Gastanes tells me that he is confident the POC and PSC will still field a football team in the next SEA Games in spite of this desultory record. He says the POC classifies football as a “developmental sport” as opposed to a sure medal hope.
So it's time to look forward to 2017 with optimism. This SEA Games just might be a prelude for something bigger.
Azkals preview: hope and confidence are growing
Thursday's World Cup qualifier is the biggest game in Philippine football for a while. It will set the tone for the qualifying campaign and could determine how much fan support and sponsor support we get going forward.
There is a lot of pressure, but the more I know about the team and the closer we get to Thursday, the more I think we could get a win.
Fact: of the 21 overseas-born and raised players on this Azkals team, 6 have played for the youth national teams of the country of their birth, namely Neil Etheridge, Stephane Palla, Simone Rota, Luke Woodland, Stefan Schrock, and Jerry Lucena.
We have players playing or recently playing in the Chinese top tier, English League One, Bundesliga Two, the Australian A-League, the Danish Superliga, and the Austrian Bundesliga. These are all extremely competitive leagues that should be similar in standard or even better than the Bahrain league.
This well and truly is the best collection of Azkals ever brought together for an international competition.
The big question is how well Dooley can whip them into a cohesive unit for Thursday. We don't want to hear Julie Andrews' voice singing “Getting To Know You” in our head while we see them play.
Bahrain will be a difficult foe, but a 1-1 friendly draw at Thailand last week might not be that great for their confidence. Perhaps it's time for another South East Asian team to get a piece of them this week. – Rappler.com
Philippines vs Bahrain
Thursday, June 11, 8pm kickoff
Philippine Sports Stadium, Bocaue, Bulacan
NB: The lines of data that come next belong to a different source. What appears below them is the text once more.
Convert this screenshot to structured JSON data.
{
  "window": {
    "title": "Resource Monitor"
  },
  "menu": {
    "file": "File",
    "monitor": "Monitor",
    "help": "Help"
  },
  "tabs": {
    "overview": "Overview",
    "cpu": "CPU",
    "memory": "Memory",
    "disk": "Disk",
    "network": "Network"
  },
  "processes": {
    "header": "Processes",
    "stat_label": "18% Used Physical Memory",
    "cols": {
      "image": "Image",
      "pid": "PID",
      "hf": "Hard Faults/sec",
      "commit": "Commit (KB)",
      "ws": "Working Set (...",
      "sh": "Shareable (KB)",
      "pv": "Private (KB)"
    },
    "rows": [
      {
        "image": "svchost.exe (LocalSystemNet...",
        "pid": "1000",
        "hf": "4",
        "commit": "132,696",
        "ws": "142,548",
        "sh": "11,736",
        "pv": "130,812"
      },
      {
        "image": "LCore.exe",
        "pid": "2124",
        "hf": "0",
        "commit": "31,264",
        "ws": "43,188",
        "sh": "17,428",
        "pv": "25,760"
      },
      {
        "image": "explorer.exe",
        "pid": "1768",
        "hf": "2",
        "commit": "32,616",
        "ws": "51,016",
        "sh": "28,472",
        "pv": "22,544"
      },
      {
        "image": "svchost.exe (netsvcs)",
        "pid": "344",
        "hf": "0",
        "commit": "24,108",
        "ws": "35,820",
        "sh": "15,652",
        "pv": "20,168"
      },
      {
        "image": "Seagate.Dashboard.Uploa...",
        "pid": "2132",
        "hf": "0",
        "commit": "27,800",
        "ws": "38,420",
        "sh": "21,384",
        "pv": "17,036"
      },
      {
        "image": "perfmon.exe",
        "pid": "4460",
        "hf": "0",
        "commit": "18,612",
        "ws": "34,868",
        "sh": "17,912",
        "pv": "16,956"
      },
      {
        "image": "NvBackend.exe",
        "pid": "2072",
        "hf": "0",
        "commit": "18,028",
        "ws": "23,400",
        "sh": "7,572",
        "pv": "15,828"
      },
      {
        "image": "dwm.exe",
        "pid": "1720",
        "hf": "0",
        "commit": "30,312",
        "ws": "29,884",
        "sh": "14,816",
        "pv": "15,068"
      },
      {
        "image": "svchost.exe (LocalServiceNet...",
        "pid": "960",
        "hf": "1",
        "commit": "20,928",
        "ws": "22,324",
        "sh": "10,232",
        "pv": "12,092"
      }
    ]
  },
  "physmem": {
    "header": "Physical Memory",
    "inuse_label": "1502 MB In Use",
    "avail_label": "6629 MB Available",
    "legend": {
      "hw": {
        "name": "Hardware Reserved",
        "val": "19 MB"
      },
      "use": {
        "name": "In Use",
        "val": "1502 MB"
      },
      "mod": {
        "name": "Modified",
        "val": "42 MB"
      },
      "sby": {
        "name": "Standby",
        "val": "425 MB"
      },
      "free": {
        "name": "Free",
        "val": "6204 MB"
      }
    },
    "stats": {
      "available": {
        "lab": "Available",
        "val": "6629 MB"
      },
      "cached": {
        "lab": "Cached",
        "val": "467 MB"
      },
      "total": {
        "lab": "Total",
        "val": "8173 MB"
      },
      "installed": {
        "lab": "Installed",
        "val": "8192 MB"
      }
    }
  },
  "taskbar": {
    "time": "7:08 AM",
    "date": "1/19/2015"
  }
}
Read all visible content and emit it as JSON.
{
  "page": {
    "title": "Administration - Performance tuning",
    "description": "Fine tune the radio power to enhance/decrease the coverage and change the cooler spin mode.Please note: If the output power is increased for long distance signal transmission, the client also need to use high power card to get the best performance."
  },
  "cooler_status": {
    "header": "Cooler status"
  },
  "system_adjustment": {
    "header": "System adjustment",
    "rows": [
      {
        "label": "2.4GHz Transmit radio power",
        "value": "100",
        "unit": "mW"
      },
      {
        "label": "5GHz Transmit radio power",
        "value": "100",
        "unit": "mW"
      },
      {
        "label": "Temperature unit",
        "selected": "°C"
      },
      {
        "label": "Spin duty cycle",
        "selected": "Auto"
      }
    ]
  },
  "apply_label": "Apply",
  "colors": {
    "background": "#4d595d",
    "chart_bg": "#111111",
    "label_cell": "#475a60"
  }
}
LIVE on ABS-CBN Sports+Action and Balls Channel HD (167 on Sky Cable)
Tickets and bus transfers available at Ticketworld outlets.
Follow Bob on Twitter @PassionateFanPH.